== EXERCISE DIRECTIONS ==
Exactly as written, please set down all of the entries again, with no pictures.
==*==
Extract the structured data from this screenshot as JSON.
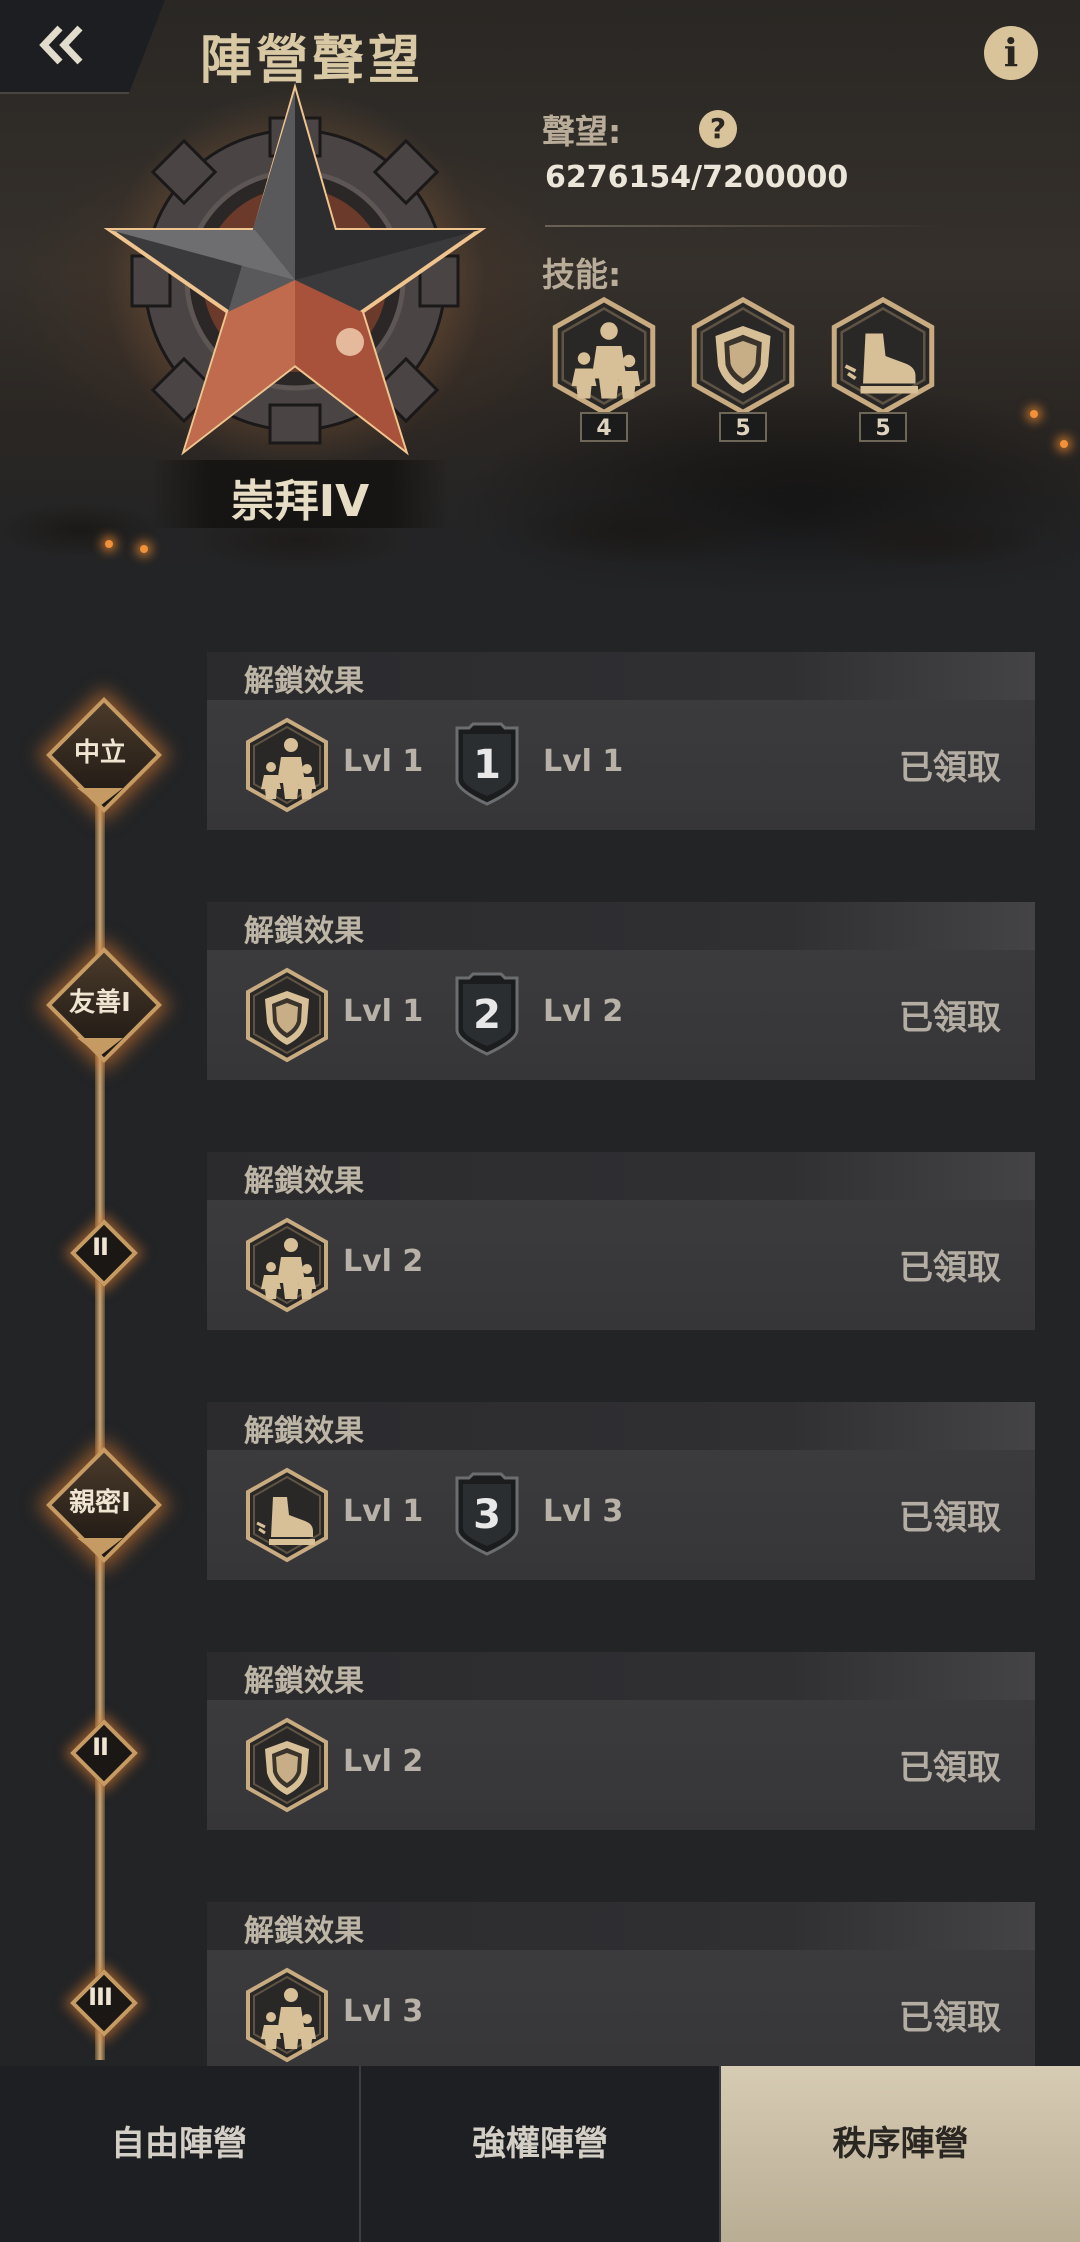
{
  "header": {
    "title": "陣營聲望",
    "rank_name": "崇拜IV",
    "reputation_label": "聲望:",
    "reputation_value": "6276154/7200000",
    "skills_label": "技能:",
    "skills": [
      {
        "icon": "troops-icon",
        "count": "4"
      },
      {
        "icon": "shield-icon",
        "count": "5"
      },
      {
        "icon": "boot-icon",
        "count": "5"
      }
    ]
  },
  "timeline": [
    {
      "node": "中立",
      "node_style": "big",
      "title": "解鎖效果",
      "rewards": [
        {
          "icon": "troops-icon",
          "level": "Lvl 1"
        },
        {
          "icon": "rank-badge-1-icon",
          "badge": "1",
          "level": "Lvl 1"
        }
      ],
      "status": "已領取"
    },
    {
      "node": "友善I",
      "node_style": "big",
      "title": "解鎖效果",
      "rewards": [
        {
          "icon": "shield-icon",
          "level": "Lvl 1"
        },
        {
          "icon": "rank-badge-2-icon",
          "badge": "2",
          "level": "Lvl 2"
        }
      ],
      "status": "已領取"
    },
    {
      "node": "II",
      "node_style": "small",
      "title": "解鎖效果",
      "rewards": [
        {
          "icon": "troops-icon",
          "level": "Lvl 2"
        }
      ],
      "status": "已領取"
    },
    {
      "node": "親密I",
      "node_style": "big",
      "title": "解鎖效果",
      "rewards": [
        {
          "icon": "boot-icon",
          "level": "Lvl 1"
        },
        {
          "icon": "rank-badge-3-icon",
          "badge": "3",
          "level": "Lvl 3"
        }
      ],
      "status": "已領取"
    },
    {
      "node": "II",
      "node_style": "small",
      "title": "解鎖效果",
      "rewards": [
        {
          "icon": "shield-icon",
          "level": "Lvl 2"
        }
      ],
      "status": "已領取"
    },
    {
      "node": "III",
      "node_style": "small",
      "title": "解鎖效果",
      "rewards": [
        {
          "icon": "troops-icon",
          "level": "Lvl 3"
        }
      ],
      "status": "已領取"
    }
  ],
  "tabs": [
    {
      "label": "自由陣營",
      "active": false
    },
    {
      "label": "強權陣營",
      "active": false
    },
    {
      "label": "秩序陣營",
      "active": true
    }
  ],
  "colors": {
    "accent_gold": "#c69a63",
    "glow": "#f2913a",
    "active_tab": "#d6cbb3"
  }
}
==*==
== ANSWER SECTION ==
Extract the structured data from this screenshot as JSON.
{
  "header": {
    "title": "陣營聲望",
    "rank_name": "崇拜IV",
    "reputation_label": "聲望:",
    "reputation_value": "6276154/7200000",
    "skills_label": "技能:",
    "skills": [
      {
        "icon": "troops-icon",
        "count": "4"
      },
      {
        "icon": "shield-icon",
        "count": "5"
      },
      {
        "icon": "boot-icon",
        "count": "5"
      }
    ]
  },
  "timeline": [
    {
      "node": "中立",
      "node_style": "big",
      "title": "解鎖效果",
      "rewards": [
        {
          "icon": "troops-icon",
          "level": "Lvl 1"
        },
        {
          "icon": "rank-badge-1-icon",
          "badge": "1",
          "level": "Lvl 1"
        }
      ],
      "status": "已領取"
    },
    {
      "node": "友善I",
      "node_style": "big",
      "title": "解鎖效果",
      "rewards": [
        {
          "icon": "shield-icon",
          "level": "Lvl 1"
        },
        {
          "icon": "rank-badge-2-icon",
          "badge": "2",
          "level": "Lvl 2"
        }
      ],
      "status": "已領取"
    },
    {
      "node": "II",
      "node_style": "small",
      "title": "解鎖效果",
      "rewards": [
        {
          "icon": "troops-icon",
          "level": "Lvl 2"
        }
      ],
      "status": "已領取"
    },
    {
      "node": "親密I",
      "node_style": "big",
      "title": "解鎖效果",
      "rewards": [
        {
          "icon": "boot-icon",
          "level": "Lvl 1"
        },
        {
          "icon": "rank-badge-3-icon",
          "badge": "3",
          "level": "Lvl 3"
        }
      ],
      "status": "已領取"
    },
    {
      "node": "II",
      "node_style": "small",
      "title": "解鎖效果",
      "rewards": [
        {
          "icon": "shield-icon",
          "level": "Lvl 2"
        }
      ],
      "status": "已領取"
    },
    {
      "node": "III",
      "node_style": "small",
      "title": "解鎖效果",
      "rewards": [
        {
          "icon": "troops-icon",
          "level": "Lvl 3"
        }
      ],
      "status": "已領取"
    }
  ],
  "tabs": [
    {
      "label": "自由陣營",
      "active": false
    },
    {
      "label": "強權陣營",
      "active": false
    },
    {
      "label": "秩序陣營",
      "active": true
    }
  ],
  "colors": {
    "accent_gold": "#c69a63",
    "glow": "#f2913a",
    "active_tab": "#d6cbb3"
  }
}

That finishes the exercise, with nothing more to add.